* Task details:
Your answer must be one number: the count of lines below that include "volume".

* Task input:

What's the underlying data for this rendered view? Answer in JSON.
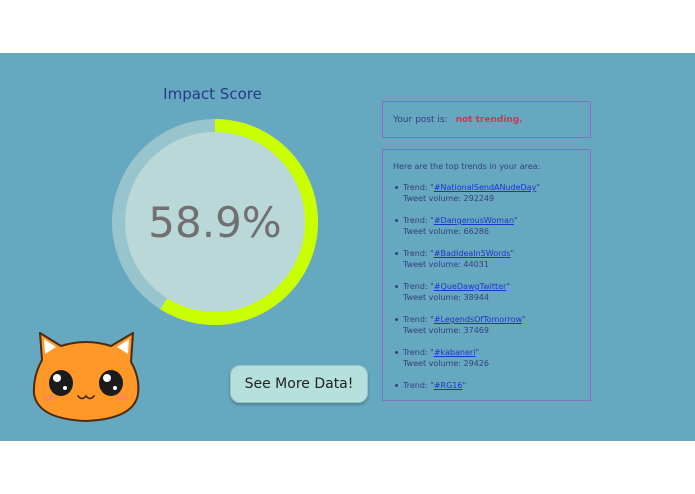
{
  "impact": {
    "title": "Impact Score",
    "score_text": "58.9%",
    "score_fraction": 0.589,
    "colors": {
      "track": "#98c4cd",
      "progress": "#c9ff00",
      "inner": "#bad8d7",
      "text": "#707070"
    }
  },
  "button": {
    "label": "See More Data!"
  },
  "status": {
    "label": "Your post is:",
    "value": "not trending."
  },
  "trends": {
    "heading": "Here are the top trends in your area:",
    "trend_label": "Trend:",
    "volume_label": "Tweet volume:",
    "items": [
      {
        "name": "#NationalSendANudeDay",
        "volume": "292249"
      },
      {
        "name": "#DangerousWoman",
        "volume": "66286"
      },
      {
        "name": "#BadIdeaIn5Words",
        "volume": "44031"
      },
      {
        "name": "#QueDawgTwitter",
        "volume": "38944"
      },
      {
        "name": "#LegendsOfTomorrow",
        "volume": "37469"
      },
      {
        "name": "#kabaneri",
        "volume": "29426"
      },
      {
        "name": "#RG16",
        "volume": ""
      }
    ]
  },
  "mascot": {
    "icon": "orange-cat-mascot-icon",
    "colors": {
      "fur": "#ff9827",
      "outline": "#4a2c12",
      "ear_inner": "#ffffff",
      "blush": "#ff7d6a"
    }
  },
  "colors": {
    "background": "#67a8c1",
    "accent_red": "#d13555",
    "panel_border": "#7f72c4",
    "link": "#1c34c9"
  }
}
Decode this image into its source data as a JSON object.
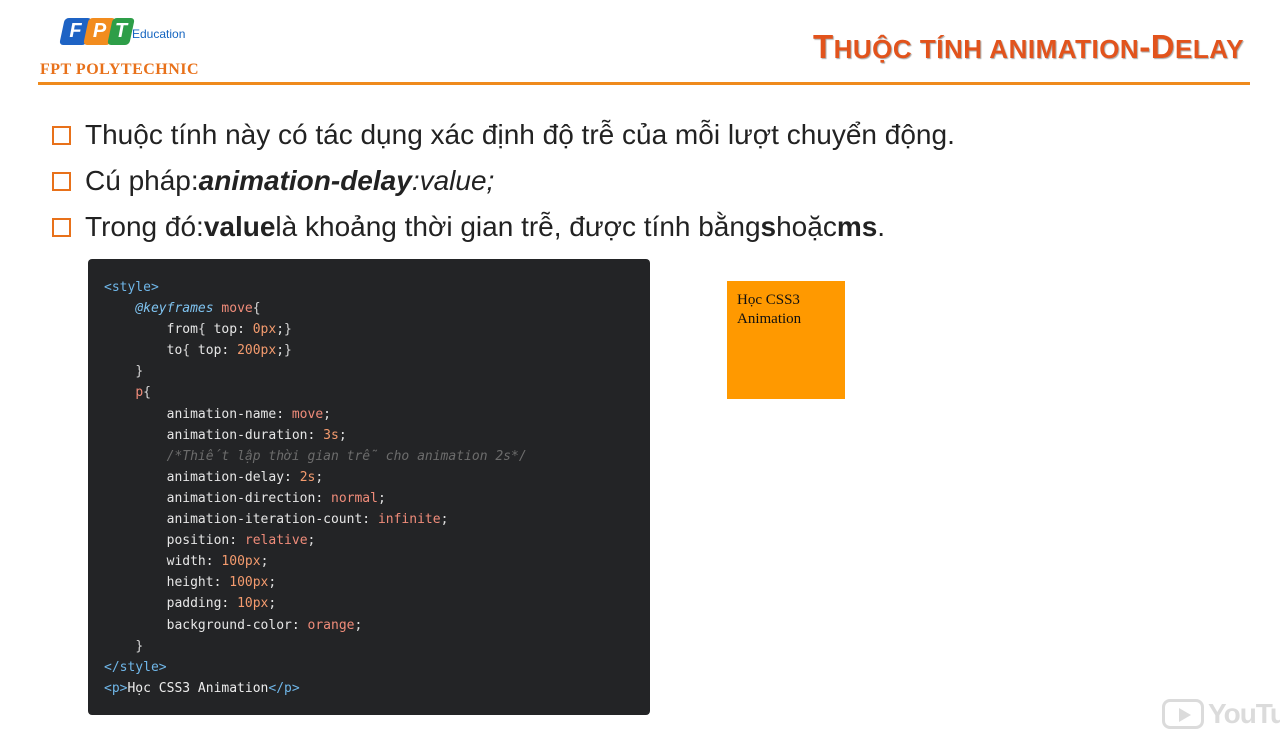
{
  "header": {
    "logo_letters": [
      "F",
      "P",
      "T"
    ],
    "logo_colors": [
      "#1e63c4",
      "#f28c1e",
      "#2e9e48"
    ],
    "logo_subtitle": "Education",
    "org_name": "FPT POLYTECHNIC",
    "title_parts": [
      {
        "text": "T",
        "size": "big"
      },
      {
        "text": "HUỘC TÍNH ANIMATION",
        "size": "small"
      },
      {
        "text": "-D",
        "size": "big"
      },
      {
        "text": "ELAY",
        "size": "small"
      }
    ],
    "accent_color": "#e8711a"
  },
  "bullets": [
    [
      {
        "text": "Thuộc tính này có tác dụng xác định độ trễ của mỗi lượt chuyển động.",
        "style": ""
      }
    ],
    [
      {
        "text": "Cú pháp: ",
        "style": ""
      },
      {
        "text": "animation-delay",
        "style": "bi"
      },
      {
        "text": ": ",
        "style": "i"
      },
      {
        "text": "value;",
        "style": "i"
      }
    ],
    [
      {
        "text": "Trong đó: ",
        "style": ""
      },
      {
        "text": "value",
        "style": "b"
      },
      {
        "text": " là khoảng thời gian trễ, được tính bằng ",
        "style": ""
      },
      {
        "text": "s",
        "style": "b"
      },
      {
        "text": " hoặc ",
        "style": ""
      },
      {
        "text": "ms",
        "style": "b"
      },
      {
        "text": ".",
        "style": ""
      }
    ]
  ],
  "code": {
    "lines": [
      [
        [
          "tag",
          "<style>"
        ]
      ],
      [
        [
          "text",
          "    "
        ],
        [
          "key",
          "@keyframes"
        ],
        [
          "text",
          " "
        ],
        [
          "name",
          "move"
        ],
        [
          "brace",
          "{"
        ]
      ],
      [
        [
          "text",
          "        "
        ],
        [
          "prop",
          "from"
        ],
        [
          "brace",
          "{"
        ],
        [
          "prop",
          " top: "
        ],
        [
          "num",
          "0px"
        ],
        [
          "punc",
          ";"
        ],
        [
          "brace",
          "}"
        ]
      ],
      [
        [
          "text",
          "        "
        ],
        [
          "prop",
          "to"
        ],
        [
          "brace",
          "{"
        ],
        [
          "prop",
          " top: "
        ],
        [
          "num",
          "200px"
        ],
        [
          "punc",
          ";"
        ],
        [
          "brace",
          "}"
        ]
      ],
      [
        [
          "text",
          "    "
        ],
        [
          "brace",
          "}"
        ]
      ],
      [
        [
          "text",
          "    "
        ],
        [
          "sel",
          "p"
        ],
        [
          "brace",
          "{"
        ]
      ],
      [
        [
          "text",
          "        "
        ],
        [
          "prop",
          "animation-name: "
        ],
        [
          "val",
          "move"
        ],
        [
          "punc",
          ";"
        ]
      ],
      [
        [
          "text",
          "        "
        ],
        [
          "prop",
          "animation-duration: "
        ],
        [
          "num",
          "3s"
        ],
        [
          "punc",
          ";"
        ]
      ],
      [
        [
          "text",
          "        "
        ],
        [
          "comment",
          "/*Thiết lập thời gian trễ cho animation 2s*/"
        ]
      ],
      [
        [
          "text",
          "        "
        ],
        [
          "prop",
          "animation-delay: "
        ],
        [
          "num",
          "2s"
        ],
        [
          "punc",
          ";"
        ]
      ],
      [
        [
          "text",
          "        "
        ],
        [
          "prop",
          "animation-direction: "
        ],
        [
          "val",
          "normal"
        ],
        [
          "punc",
          ";"
        ]
      ],
      [
        [
          "text",
          "        "
        ],
        [
          "prop",
          "animation-iteration-count: "
        ],
        [
          "val",
          "infinite"
        ],
        [
          "punc",
          ";"
        ]
      ],
      [
        [
          "text",
          "        "
        ],
        [
          "prop",
          "position: "
        ],
        [
          "val",
          "relative"
        ],
        [
          "punc",
          ";"
        ]
      ],
      [
        [
          "text",
          "        "
        ],
        [
          "prop",
          "width: "
        ],
        [
          "num",
          "100px"
        ],
        [
          "punc",
          ";"
        ]
      ],
      [
        [
          "text",
          "        "
        ],
        [
          "prop",
          "height: "
        ],
        [
          "num",
          "100px"
        ],
        [
          "punc",
          ";"
        ]
      ],
      [
        [
          "text",
          "        "
        ],
        [
          "prop",
          "padding: "
        ],
        [
          "num",
          "10px"
        ],
        [
          "punc",
          ";"
        ]
      ],
      [
        [
          "text",
          "        "
        ],
        [
          "prop",
          "background-color: "
        ],
        [
          "val",
          "orange"
        ],
        [
          "punc",
          ";"
        ]
      ],
      [
        [
          "text",
          "    "
        ],
        [
          "brace",
          "}"
        ]
      ],
      [
        [
          "tag",
          "</style>"
        ]
      ],
      [
        [
          "tag",
          "<p>"
        ],
        [
          "text",
          "Học CSS3 Animation"
        ],
        [
          "tag",
          "</p>"
        ]
      ]
    ]
  },
  "demo": {
    "text": "Học CSS3 Animation",
    "color": "#ff9900"
  },
  "watermark": {
    "text": "YouTub"
  }
}
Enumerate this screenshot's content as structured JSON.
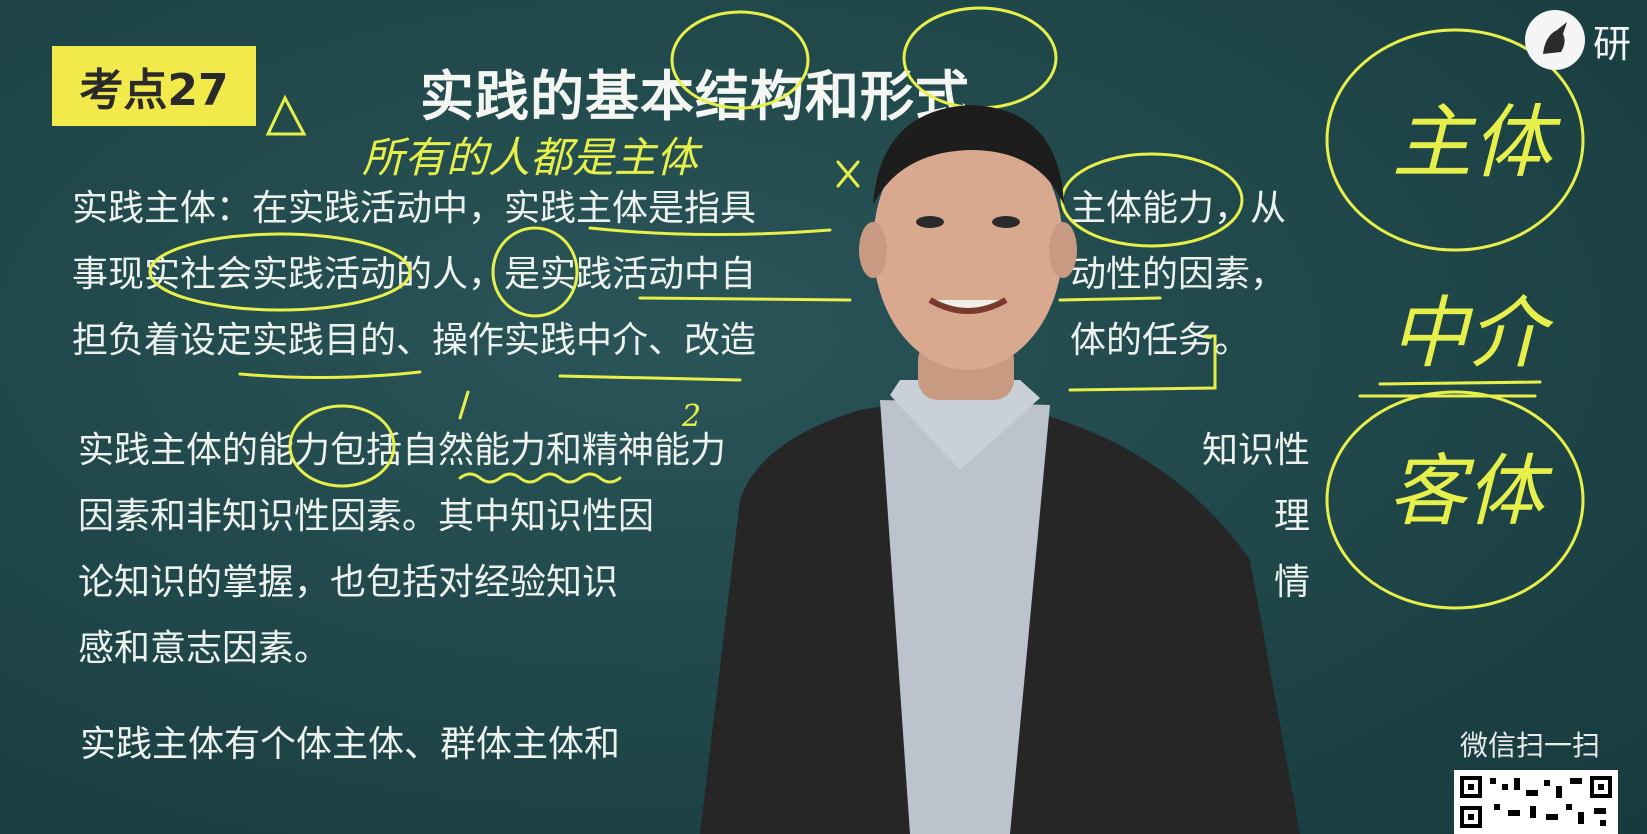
{
  "badge": "考点27",
  "title": "实践的基本结构和形式",
  "paragraphs": [
    {
      "lines": [
        "实践主体：在实践活动中，实践主体是指具",
        "事现实社会实践活动的人，是实践活动中自",
        "担负着设定实践目的、操作实践中介、改造"
      ],
      "right_fragments": [
        "主体能力，从",
        "动性的因素，",
        "体的任务。"
      ]
    },
    {
      "lines": [
        "实践主体的能力包括自然能力和精神能力",
        "因素和非知识性因素。其中知识性因",
        "论知识的掌握，也包括对经验知识",
        "感和意志因素。"
      ],
      "right_fragments": [
        "知识性",
        "理",
        "情"
      ]
    },
    {
      "lines": [
        "实践主体有个体主体、群体主体和"
      ]
    }
  ],
  "annotations": {
    "handwriting_top": "所有的人都是主体",
    "side_notes": [
      "主体",
      "中介",
      "客体"
    ],
    "numbers": [
      "1",
      "2"
    ],
    "marks": [
      "△",
      "×"
    ]
  },
  "watermark": {
    "text": "研"
  },
  "qr_section": {
    "label": "微信扫一扫"
  },
  "colors": {
    "board": "#1f4649",
    "badge": "#f2e94a",
    "ink": "#e7f04a",
    "text": "#eef2ee"
  }
}
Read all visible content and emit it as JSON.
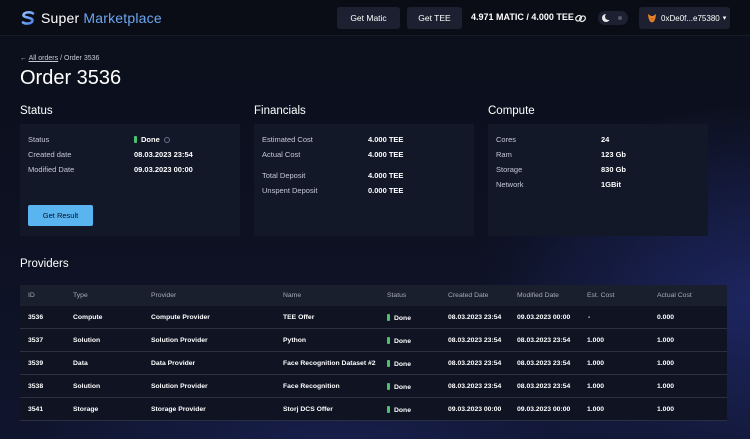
{
  "app": {
    "logo_word1": "Super",
    "logo_word2": "Marketplace",
    "accent_color": "#5ab4f0",
    "logo_color": "#6da7f0",
    "status_color": "#4cc26e"
  },
  "header": {
    "get_matic_label": "Get Matic",
    "get_tee_label": "Get TEE",
    "balance": "4.971 MATIC / 4.000 TEE",
    "wallet_address": "0xDe0f...e75380",
    "wallet_caret": "▾"
  },
  "breadcrumb": {
    "back_arrow": "←",
    "link": "All orders",
    "separator": "/",
    "current": "Order 3536"
  },
  "page_title": "Order 3536",
  "status": {
    "title": "Status",
    "rows": [
      {
        "label": "Status",
        "value": "Done"
      },
      {
        "label": "Created date",
        "value": "08.03.2023 23:54"
      },
      {
        "label": "Modified Date",
        "value": "09.03.2023 00:00"
      }
    ],
    "button_label": "Get Result"
  },
  "financials": {
    "title": "Financials",
    "rows": [
      {
        "label": "Estimated Cost",
        "value": "4.000 TEE"
      },
      {
        "label": "Actual Cost",
        "value": "4.000 TEE"
      },
      {
        "label": "Total Deposit",
        "value": "4.000 TEE"
      },
      {
        "label": "Unspent Deposit",
        "value": "0.000 TEE"
      }
    ]
  },
  "compute": {
    "title": "Compute",
    "rows": [
      {
        "label": "Cores",
        "value": "24"
      },
      {
        "label": "Ram",
        "value": "123 Gb"
      },
      {
        "label": "Storage",
        "value": "830 Gb"
      },
      {
        "label": "Network",
        "value": "1GBit"
      }
    ]
  },
  "providers": {
    "title": "Providers",
    "columns": [
      "ID",
      "Type",
      "Provider",
      "Name",
      "Status",
      "Created Date",
      "Modified Date",
      "Est. Cost",
      "Actual Cost"
    ],
    "rows": [
      [
        "3536",
        "Compute",
        "Compute Provider",
        "TEE Offer",
        "Done",
        "08.03.2023 23:54",
        "09.03.2023 00:00",
        "-",
        "0.000"
      ],
      [
        "3537",
        "Solution",
        "Solution Provider",
        "Python",
        "Done",
        "08.03.2023 23:54",
        "08.03.2023 23:54",
        "1.000",
        "1.000"
      ],
      [
        "3539",
        "Data",
        "Data Provider",
        "Face Recognition Dataset #2",
        "Done",
        "08.03.2023 23:54",
        "08.03.2023 23:54",
        "1.000",
        "1.000"
      ],
      [
        "3538",
        "Solution",
        "Solution Provider",
        "Face Recognition",
        "Done",
        "08.03.2023 23:54",
        "08.03.2023 23:54",
        "1.000",
        "1.000"
      ],
      [
        "3541",
        "Storage",
        "Storage Provider",
        "Storj DCS Offer",
        "Done",
        "09.03.2023 00:00",
        "09.03.2023 00:00",
        "1.000",
        "1.000"
      ]
    ]
  }
}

* Exercise result:
8